Fracking, shorthand for hydraulic fracturing, is a method of natural gas extraction that sees drillers inject a concoction of water and various chemicals into fault lines deep underground and at high pressure to force fossil fuels to the surface for collection.
Treasure Island state Rep. Kathleen Peters filed the House version, HB 237, last week, and Tampa state Sen. Dana Young followed it up with a Senate companion, SB 462, on Monday, the first day of interim committee weeks before the 2018 Legislative Session kicks off in January.
Their bills would prohibit all forms of “advanced well stimulation treatments,” meaning no high-pressure injections aimed at cracking the bedrock in search of black gold. Acid fracking – similar to hydraulic fracturing, with chemicals subbed in for water pressure to break through the rocks – is also expressly banned in the bills.
Non-fracking wells can carry on as usual, even if cleaning and maintenance requires operators to up the water pressure or use chemicals to restore ground permeability. So long as the pressure or pH doesn’t put a crack in the bedrock, it won’t be affected.
This isn’t Young’s or Peters’ first rodeo with fracking bills, which has become one of the major issues dividing Republican lawmakers the past few years.
Some lawmakers, including Republican Reps. Mike Miller and Ray Rodrigues, say a ban would be “foolish” before a scientific study on how fracking could affect the Sunshine state, while others say they’ve seen enough from the states that embraced fracking – or heard enough from their constituents – and want the ban on the books post-haste.
Young fought for the ban in the spring, but the measure sputtered out in the middle of the 2017 Legislative Session mainly due to the study-first camp.
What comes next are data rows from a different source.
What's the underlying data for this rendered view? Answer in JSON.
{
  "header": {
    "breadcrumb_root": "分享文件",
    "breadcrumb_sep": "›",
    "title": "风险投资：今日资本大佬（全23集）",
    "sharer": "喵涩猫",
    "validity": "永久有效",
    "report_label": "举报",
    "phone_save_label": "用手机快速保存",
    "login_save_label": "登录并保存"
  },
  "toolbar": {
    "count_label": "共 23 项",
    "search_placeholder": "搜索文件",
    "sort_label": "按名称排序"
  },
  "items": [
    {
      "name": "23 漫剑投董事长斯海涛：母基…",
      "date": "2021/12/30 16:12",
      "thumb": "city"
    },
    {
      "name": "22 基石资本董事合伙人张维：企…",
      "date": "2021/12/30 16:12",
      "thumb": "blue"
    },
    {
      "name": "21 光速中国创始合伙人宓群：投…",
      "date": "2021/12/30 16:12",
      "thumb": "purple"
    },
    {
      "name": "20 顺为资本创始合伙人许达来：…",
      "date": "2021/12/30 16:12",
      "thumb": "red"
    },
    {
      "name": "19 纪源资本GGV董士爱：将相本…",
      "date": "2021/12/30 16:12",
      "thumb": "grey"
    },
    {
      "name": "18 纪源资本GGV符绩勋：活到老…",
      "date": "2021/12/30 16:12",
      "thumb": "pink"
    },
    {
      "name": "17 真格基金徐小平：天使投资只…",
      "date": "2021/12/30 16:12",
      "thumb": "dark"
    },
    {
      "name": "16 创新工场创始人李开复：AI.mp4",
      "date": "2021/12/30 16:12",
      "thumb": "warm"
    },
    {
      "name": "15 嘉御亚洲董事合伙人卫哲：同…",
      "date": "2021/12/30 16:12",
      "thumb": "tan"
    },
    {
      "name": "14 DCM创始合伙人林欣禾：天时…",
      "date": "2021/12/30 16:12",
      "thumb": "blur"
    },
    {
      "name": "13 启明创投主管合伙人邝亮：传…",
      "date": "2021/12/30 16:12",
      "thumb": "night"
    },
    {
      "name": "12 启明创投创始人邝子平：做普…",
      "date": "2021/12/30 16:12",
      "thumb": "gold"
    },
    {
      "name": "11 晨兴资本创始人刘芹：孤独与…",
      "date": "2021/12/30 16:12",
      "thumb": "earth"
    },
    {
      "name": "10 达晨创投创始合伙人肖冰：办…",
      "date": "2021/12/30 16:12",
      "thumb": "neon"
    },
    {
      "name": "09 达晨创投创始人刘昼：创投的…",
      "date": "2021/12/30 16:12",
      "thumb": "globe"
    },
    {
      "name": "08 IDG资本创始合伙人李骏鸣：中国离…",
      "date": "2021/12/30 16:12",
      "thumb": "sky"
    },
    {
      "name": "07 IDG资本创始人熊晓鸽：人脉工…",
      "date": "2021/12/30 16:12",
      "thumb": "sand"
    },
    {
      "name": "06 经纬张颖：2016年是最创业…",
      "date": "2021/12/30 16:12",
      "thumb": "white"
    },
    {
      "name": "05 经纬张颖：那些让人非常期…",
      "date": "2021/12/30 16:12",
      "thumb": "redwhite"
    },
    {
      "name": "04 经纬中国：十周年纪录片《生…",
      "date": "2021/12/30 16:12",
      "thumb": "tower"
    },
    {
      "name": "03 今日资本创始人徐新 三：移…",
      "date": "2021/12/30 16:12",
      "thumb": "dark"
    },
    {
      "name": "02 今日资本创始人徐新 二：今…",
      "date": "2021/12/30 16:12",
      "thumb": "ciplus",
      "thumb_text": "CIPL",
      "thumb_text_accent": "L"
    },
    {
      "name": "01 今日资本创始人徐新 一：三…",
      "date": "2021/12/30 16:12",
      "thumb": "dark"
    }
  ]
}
Young was on the pro-study train in the 2016 Legislative Session when she was in the House, but in 2017 was trying to make good on a promise she made to voters during her campaign against Bob Buesing last fall.
Peters also backed the study bill, sponsored by former Naples Republican Sen. Garett Richter, and got pawed at by her 2016 opponent as well.
“The only bill that was presented to any legislator to stop fracking in Florida was that bill,” Peters said at the time. ”So in my opinion, anyone who opposes that bill, then supports what happened and now anyone can come into this state and do fracking. Anyone who voted no was absolutely irresponsible, because we do not have a moratorium on it.”
While fracking has unlocked wells of energy leading to rock-bottom natural gas prices, it has also been implicated in ground and surface water contamination and is likely a direct cause of earthquakes, including the string of shakers that vaulted Oklahoma well past West Coast states in total number of earthquakes in the 2010s.
Pro-fracking groups rebut those claims, but the scientific community has been consistent in linking the drilling technique to environmental damage.
Anti-fracking groups say Florida’s aquifer and the soluble limestone foundation much of the peninsula rests on would make the state even more vulnerable to damage from fracking, especially compared to low-population states such as South Dakota.